  2. I agree that whatever the rules are, there are going to be corner-cases and moderators probably shouldn’t have to get official clarifications before acting, because some people cause major disruption by sitting right on the most problematic corners for as long as they can. But I think the discretion should be as narrow as possible given the potential downsides (i.e. moderator error + stifling intolerance of non-groupthink).

  3. I also agree that a free-for-all is a tremendously unreliable way to build a positive community. The default online is free-for-all; empirically, it rarely works. (In person there is a very strong “we will isolate you socially” and/or “I will punch you” counter-move to disruptive, antisocial behavior; free-for-alls work better there.)

  4. “If you don’t like it, try to make your own with different rules” is ultimately true but probably not productive to say, since at the point where a community forks like that, something’s gone really wrong. Also, it already happened with cats/scalaz, and in fact both sets of rules at least kinda work for the people in those communities. (One set may be better than the other, but neither is obviously an absolute disaster.) I think fostering a single community is a worthwhile goal, if at all possible.

  5. I think @fommil’s comment about rehabilitation (“Recovery Centers”) is incredibly important. If you look at objective measures of the effectiveness of the justice systems in, say, the U.S. vs. Scandinavia, the punishment-heavy one tends to score poorly (e.g. higher recidivism). Also, “If you do things that we think make the community less useful, we’ll try to help you improve so you can stay and we’re all better off!” is a way more welcoming message to everyone than, “If you’re bad, we’ll ban you.”

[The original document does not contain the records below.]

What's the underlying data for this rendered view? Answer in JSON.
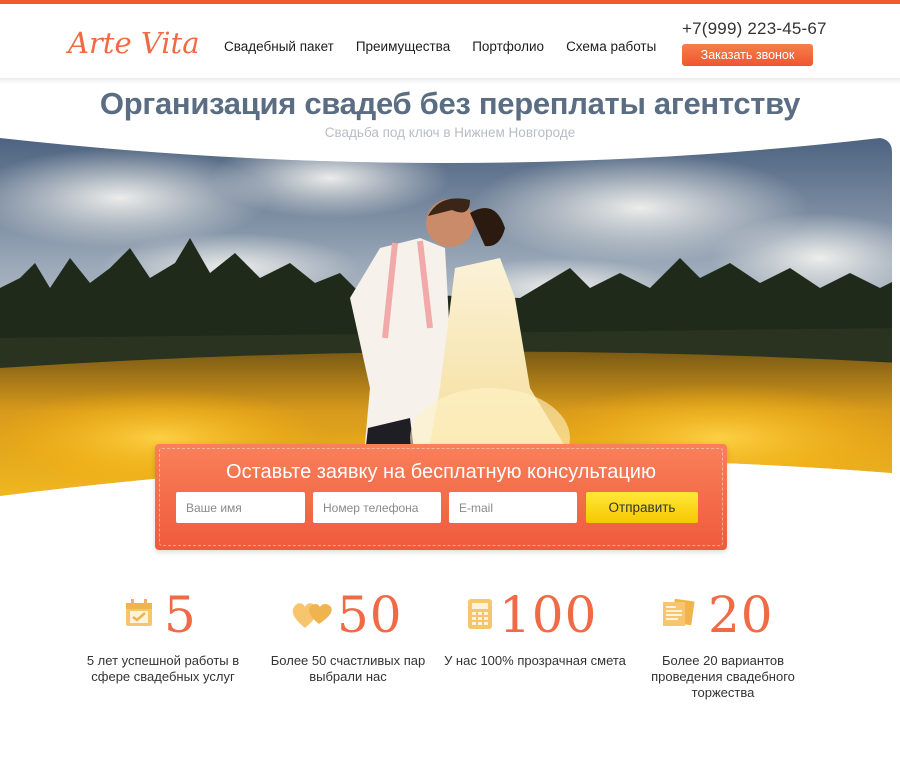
{
  "header": {
    "logo_text": "Arte Vita",
    "nav": [
      {
        "label": "Свадебный пакет"
      },
      {
        "label": "Преимущества"
      },
      {
        "label": "Портфолио"
      },
      {
        "label": "Схема работы"
      }
    ],
    "phone": "+7(999) 223-45-67",
    "call_button_label": "Заказать звонок"
  },
  "hero": {
    "title": "Организация свадеб без переплаты агентству",
    "subtitle": "Свадьба под ключ в Нижнем Новгороде"
  },
  "form": {
    "title": "Оставьте заявку на бесплатную консультацию",
    "name_placeholder": "Ваше имя",
    "phone_placeholder": "Номер телефона",
    "email_placeholder": "E-mail",
    "submit_label": "Отправить"
  },
  "stats": [
    {
      "icon": "calendar-icon",
      "number": "5",
      "text": "5 лет успешной работы в сфере свадебных услуг"
    },
    {
      "icon": "hearts-icon",
      "number": "50",
      "text": "Более 50 счастливых пар выбрали нас"
    },
    {
      "icon": "calculator-icon",
      "number": "100",
      "text": "У нас 100% прозрачная смета"
    },
    {
      "icon": "documents-icon",
      "number": "20",
      "text": "Более 20 вариантов проведения свадебного торжества"
    }
  ],
  "colors": {
    "accent": "#f15b2c",
    "icon": "#f7c56e",
    "title": "#5a6d82",
    "button_yellow": "#f6c700"
  }
}
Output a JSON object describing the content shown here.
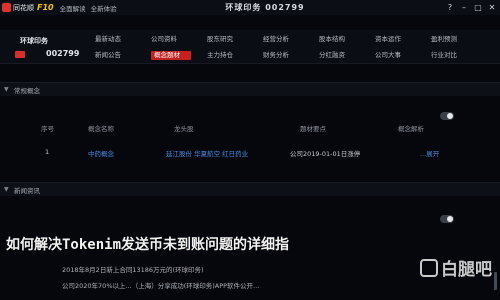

  6. We can write all the CoCs and rules about moderation that we want, but at the end of the day, someone has to actually implement it. If we expect particular people to do the job, we should listen very carefully to what they say about what does and doesn’t work for them. The CoC might be somewhat aspirational, but it shouldn’t be divorced widely from practice or you lose the transparency that both helps prevent mistakes or abuse, and helps prevent the impression of mistakes or abuse where there was none.

With all that said, I like @sjrd’s draft, but I don’t think it goes far enough. And I think a lot of useful things have been said in this discussion, but a lot of it seems to be taking the strategy of trial lawyers arguing their case without grappling head-on with the difficulties.


@sjrd I feel bad for you. Best wishes in dealing with this. My deepest sympathy.


@fommil I’ve been getting the same fairly negative impressions from you as @jducoeur and others have already stated here. I mean, we’re not making this up. At some point you’ve got to stop and consider that, indeed, what you said did come across as hostile to a good amount of people — and not just people directly involved with Scala, but also bystanders like me. I think this should be enough to make you reconsider the way you sometimes convey your opinions.

Since it seems we’re doing this: for one thing, you’ve left some mildly insulting comments on reddit. Such as this one about the Scala community as a whole:

I personally find the Scala community to be quite horrible, confirmed by many other authors of popular tools and libraries, which was a big reason for me to step down from ENSIME.

And later you felt appropriate to add:

Reddit is truly a playground of petty children.

Your comments on the thread in question have been deleted (I don’t know by whom), but there is a log of them on the internet archive.